> **Component data from apps and pages**

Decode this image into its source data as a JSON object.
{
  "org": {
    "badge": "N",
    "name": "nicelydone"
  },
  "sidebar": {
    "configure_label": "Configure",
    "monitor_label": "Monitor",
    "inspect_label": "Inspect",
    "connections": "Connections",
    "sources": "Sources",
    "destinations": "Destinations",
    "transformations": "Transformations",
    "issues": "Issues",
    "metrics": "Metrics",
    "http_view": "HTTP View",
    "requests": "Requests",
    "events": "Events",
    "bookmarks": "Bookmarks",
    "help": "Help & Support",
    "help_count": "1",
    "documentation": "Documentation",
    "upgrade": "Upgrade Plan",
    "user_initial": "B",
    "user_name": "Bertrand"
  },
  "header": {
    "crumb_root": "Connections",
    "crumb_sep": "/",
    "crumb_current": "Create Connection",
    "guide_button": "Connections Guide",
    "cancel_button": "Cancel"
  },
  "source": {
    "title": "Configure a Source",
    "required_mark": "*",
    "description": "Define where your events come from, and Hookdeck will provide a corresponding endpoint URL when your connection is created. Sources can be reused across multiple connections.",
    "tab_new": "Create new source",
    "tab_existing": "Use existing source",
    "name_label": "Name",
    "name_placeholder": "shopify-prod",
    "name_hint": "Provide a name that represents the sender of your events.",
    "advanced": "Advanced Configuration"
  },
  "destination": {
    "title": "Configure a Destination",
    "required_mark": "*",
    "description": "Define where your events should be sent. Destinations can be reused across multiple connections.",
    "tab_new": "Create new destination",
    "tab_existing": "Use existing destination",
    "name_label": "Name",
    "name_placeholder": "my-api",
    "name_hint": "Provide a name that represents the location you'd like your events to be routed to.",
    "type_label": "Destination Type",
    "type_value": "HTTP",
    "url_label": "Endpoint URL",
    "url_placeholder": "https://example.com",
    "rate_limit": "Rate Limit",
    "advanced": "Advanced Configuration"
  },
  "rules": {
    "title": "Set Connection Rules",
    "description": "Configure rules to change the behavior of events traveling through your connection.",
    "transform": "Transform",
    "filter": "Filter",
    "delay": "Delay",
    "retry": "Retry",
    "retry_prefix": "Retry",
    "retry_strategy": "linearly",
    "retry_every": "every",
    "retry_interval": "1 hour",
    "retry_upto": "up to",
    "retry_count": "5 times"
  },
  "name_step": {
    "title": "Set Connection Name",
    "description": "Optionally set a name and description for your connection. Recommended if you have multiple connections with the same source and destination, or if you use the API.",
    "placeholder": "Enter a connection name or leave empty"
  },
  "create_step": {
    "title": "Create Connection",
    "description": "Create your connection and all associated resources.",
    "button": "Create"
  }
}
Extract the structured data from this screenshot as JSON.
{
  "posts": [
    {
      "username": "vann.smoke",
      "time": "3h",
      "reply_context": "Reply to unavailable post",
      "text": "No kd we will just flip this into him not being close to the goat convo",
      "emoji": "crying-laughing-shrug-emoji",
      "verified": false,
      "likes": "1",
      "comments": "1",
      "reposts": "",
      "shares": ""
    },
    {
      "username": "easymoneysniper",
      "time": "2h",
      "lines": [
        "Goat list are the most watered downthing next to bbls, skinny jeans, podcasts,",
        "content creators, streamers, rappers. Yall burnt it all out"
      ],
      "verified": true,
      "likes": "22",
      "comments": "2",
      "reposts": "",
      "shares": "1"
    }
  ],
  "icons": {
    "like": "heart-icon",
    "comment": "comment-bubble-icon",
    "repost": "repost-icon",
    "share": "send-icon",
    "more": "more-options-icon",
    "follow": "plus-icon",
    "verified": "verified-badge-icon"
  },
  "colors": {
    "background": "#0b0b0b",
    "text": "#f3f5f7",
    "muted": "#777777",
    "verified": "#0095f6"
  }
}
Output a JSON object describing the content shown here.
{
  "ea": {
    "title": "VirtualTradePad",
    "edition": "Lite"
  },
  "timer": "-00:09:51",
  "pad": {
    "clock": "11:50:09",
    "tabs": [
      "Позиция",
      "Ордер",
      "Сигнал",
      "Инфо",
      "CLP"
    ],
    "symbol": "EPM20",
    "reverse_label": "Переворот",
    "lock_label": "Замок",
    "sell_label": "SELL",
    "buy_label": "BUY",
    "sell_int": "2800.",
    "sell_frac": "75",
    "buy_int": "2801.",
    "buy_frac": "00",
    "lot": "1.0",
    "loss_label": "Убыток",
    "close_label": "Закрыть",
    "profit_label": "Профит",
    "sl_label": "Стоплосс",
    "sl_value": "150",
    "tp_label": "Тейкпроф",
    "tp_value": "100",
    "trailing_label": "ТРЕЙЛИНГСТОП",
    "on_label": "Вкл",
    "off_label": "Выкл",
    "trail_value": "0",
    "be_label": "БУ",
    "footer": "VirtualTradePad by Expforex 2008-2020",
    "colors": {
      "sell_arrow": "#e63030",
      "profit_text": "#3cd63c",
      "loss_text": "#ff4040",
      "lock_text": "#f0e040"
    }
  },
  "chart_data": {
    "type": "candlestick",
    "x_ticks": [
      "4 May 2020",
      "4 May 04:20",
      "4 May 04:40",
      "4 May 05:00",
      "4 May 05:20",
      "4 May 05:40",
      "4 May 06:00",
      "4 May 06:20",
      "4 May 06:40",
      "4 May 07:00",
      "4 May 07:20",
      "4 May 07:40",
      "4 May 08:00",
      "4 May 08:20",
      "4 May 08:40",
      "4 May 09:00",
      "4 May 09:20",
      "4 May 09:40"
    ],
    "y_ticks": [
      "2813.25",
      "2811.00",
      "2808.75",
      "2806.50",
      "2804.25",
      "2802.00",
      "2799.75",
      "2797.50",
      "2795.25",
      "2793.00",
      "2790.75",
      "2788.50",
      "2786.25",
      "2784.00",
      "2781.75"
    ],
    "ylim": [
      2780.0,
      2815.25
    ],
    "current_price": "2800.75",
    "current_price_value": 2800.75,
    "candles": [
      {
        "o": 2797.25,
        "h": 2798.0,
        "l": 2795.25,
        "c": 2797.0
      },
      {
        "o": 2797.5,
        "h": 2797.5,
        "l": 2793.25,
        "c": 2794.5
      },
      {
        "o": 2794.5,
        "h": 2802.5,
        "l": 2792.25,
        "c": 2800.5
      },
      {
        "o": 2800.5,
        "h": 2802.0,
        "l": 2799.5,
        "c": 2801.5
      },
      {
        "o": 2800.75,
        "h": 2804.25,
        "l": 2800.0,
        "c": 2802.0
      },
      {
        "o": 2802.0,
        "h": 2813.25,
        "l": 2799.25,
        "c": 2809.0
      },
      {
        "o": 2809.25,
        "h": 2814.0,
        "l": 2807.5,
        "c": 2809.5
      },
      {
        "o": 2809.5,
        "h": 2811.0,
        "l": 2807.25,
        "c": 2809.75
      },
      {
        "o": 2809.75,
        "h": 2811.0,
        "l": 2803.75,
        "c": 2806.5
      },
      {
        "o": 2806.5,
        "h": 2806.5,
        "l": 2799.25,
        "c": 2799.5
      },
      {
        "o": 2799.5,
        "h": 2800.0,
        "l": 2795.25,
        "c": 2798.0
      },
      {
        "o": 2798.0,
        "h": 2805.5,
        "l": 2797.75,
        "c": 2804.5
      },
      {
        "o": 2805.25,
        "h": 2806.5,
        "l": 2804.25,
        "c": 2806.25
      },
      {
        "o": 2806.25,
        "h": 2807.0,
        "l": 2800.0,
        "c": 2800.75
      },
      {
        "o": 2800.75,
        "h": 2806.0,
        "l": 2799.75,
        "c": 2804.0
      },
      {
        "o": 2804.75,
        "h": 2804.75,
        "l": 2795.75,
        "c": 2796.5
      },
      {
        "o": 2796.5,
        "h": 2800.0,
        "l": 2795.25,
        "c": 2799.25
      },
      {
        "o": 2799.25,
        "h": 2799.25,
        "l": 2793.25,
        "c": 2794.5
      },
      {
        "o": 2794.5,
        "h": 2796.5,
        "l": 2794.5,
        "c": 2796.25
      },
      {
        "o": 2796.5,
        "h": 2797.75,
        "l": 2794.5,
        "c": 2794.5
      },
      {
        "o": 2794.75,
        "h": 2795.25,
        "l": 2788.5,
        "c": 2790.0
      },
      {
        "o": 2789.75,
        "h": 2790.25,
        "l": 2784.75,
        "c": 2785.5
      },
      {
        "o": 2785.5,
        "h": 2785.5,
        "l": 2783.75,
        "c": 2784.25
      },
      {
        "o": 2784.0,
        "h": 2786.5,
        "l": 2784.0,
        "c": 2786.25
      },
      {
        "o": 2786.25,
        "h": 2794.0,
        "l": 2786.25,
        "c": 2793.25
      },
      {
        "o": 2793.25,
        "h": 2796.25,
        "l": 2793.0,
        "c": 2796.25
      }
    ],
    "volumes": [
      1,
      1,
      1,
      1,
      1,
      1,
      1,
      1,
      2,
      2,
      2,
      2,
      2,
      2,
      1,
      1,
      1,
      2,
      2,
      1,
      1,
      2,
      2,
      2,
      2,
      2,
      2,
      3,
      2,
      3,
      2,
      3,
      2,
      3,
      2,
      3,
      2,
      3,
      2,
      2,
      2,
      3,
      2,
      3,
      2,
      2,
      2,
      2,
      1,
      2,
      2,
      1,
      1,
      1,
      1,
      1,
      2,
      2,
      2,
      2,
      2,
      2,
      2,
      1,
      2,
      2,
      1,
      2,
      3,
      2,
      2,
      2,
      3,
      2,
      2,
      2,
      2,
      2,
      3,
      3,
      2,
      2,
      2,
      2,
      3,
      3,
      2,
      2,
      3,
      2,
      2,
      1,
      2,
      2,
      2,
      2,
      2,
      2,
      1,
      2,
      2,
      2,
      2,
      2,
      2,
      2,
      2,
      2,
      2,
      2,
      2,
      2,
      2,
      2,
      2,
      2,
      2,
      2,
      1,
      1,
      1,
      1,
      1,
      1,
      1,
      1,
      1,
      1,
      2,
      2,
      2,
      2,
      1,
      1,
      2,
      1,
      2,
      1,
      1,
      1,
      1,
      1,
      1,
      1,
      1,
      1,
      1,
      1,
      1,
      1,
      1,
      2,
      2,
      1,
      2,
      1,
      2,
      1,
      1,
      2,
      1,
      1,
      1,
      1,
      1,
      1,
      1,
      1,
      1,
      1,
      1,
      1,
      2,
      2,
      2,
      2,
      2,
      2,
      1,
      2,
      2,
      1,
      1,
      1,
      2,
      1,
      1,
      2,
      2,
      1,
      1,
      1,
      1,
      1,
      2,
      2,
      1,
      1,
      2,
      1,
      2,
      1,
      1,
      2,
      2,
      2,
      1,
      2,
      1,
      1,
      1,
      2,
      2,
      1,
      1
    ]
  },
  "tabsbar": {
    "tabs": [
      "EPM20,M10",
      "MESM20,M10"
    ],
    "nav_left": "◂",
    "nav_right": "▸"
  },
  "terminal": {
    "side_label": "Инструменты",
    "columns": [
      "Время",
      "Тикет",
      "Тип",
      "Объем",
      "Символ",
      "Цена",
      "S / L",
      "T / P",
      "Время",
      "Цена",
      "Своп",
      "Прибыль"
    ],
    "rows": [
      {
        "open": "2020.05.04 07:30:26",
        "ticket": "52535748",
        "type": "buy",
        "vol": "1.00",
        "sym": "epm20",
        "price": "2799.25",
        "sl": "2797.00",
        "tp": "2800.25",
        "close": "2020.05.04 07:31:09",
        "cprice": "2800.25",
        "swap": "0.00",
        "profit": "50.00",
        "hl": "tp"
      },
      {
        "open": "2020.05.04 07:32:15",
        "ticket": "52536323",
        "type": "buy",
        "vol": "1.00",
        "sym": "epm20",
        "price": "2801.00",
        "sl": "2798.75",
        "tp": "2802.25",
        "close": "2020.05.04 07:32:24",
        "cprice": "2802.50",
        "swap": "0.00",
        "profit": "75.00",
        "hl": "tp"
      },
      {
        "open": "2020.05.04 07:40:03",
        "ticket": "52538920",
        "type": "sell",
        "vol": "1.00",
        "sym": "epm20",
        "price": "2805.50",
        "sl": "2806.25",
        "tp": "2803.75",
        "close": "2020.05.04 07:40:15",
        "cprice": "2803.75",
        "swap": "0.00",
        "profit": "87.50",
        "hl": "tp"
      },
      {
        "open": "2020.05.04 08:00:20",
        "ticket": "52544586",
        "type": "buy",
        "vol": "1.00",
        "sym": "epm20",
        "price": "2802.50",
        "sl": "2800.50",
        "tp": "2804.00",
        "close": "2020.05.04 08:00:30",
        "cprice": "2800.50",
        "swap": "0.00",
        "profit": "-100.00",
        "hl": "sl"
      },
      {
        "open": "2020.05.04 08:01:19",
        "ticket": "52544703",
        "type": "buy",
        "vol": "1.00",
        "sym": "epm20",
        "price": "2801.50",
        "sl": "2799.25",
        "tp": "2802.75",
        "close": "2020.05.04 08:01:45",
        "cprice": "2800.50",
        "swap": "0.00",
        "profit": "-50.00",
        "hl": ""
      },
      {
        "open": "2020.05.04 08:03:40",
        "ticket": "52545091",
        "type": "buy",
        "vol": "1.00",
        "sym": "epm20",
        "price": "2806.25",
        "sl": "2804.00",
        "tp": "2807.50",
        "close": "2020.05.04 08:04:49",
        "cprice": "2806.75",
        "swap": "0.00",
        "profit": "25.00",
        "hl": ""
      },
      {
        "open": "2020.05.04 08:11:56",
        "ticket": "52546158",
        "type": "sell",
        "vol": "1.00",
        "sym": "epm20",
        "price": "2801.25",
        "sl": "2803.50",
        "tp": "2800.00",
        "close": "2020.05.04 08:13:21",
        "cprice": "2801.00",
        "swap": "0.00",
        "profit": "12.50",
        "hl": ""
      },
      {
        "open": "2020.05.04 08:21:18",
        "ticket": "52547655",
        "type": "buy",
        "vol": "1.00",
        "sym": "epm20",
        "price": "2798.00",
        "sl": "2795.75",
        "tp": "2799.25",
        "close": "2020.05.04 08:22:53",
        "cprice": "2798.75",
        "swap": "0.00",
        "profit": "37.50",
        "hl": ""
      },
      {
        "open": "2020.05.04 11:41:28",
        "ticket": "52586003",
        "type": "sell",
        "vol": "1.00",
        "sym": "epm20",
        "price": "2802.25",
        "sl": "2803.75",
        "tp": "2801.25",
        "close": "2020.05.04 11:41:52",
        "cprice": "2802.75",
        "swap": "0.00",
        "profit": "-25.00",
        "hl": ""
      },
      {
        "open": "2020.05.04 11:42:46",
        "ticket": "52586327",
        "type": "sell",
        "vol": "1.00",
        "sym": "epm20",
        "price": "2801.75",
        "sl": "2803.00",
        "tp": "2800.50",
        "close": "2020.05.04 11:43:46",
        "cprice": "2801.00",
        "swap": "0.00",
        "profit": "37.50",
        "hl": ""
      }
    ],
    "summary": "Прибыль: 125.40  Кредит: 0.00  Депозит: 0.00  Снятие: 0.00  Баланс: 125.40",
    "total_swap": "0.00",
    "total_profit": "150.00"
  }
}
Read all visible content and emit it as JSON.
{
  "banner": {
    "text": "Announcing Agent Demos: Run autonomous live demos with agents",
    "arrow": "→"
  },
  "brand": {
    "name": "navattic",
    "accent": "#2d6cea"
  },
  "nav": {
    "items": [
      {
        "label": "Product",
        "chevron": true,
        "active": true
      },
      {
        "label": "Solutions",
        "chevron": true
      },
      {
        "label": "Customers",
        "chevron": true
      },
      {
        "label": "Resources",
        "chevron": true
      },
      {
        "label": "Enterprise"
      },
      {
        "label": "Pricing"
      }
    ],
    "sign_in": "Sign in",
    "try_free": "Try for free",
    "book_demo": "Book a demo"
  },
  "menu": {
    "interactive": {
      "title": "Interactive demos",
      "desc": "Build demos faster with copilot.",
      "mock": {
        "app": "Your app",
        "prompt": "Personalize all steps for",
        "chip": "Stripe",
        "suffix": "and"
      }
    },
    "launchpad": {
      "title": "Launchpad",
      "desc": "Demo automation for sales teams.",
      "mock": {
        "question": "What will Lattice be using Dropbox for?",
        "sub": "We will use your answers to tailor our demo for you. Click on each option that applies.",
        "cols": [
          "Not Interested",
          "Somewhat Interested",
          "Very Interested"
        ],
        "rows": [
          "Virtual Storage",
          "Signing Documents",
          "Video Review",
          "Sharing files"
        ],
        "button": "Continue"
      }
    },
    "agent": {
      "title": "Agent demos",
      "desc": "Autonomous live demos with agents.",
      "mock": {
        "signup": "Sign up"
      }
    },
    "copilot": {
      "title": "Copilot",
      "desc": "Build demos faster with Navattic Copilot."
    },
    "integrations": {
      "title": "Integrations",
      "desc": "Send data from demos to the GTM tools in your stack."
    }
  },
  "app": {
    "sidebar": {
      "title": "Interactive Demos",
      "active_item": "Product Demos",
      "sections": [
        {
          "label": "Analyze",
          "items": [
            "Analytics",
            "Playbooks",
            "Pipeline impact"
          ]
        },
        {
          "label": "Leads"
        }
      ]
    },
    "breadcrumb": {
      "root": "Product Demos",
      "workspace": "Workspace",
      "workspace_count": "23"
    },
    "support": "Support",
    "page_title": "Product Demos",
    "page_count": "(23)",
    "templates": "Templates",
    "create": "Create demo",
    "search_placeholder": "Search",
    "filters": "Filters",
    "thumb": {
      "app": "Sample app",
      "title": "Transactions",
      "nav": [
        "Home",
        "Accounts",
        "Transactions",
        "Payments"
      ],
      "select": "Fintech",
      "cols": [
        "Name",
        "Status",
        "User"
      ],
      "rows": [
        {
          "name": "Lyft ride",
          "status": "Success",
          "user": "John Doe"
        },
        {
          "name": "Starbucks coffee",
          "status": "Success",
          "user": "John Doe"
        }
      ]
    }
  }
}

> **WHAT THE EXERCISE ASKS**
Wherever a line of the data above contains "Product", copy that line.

> **OUTPUT OF THE TASK**
        "label": "Product",
      "active_item": "Product Demos",
      "root": "Product Demos",
    "page_title": "Product Demos",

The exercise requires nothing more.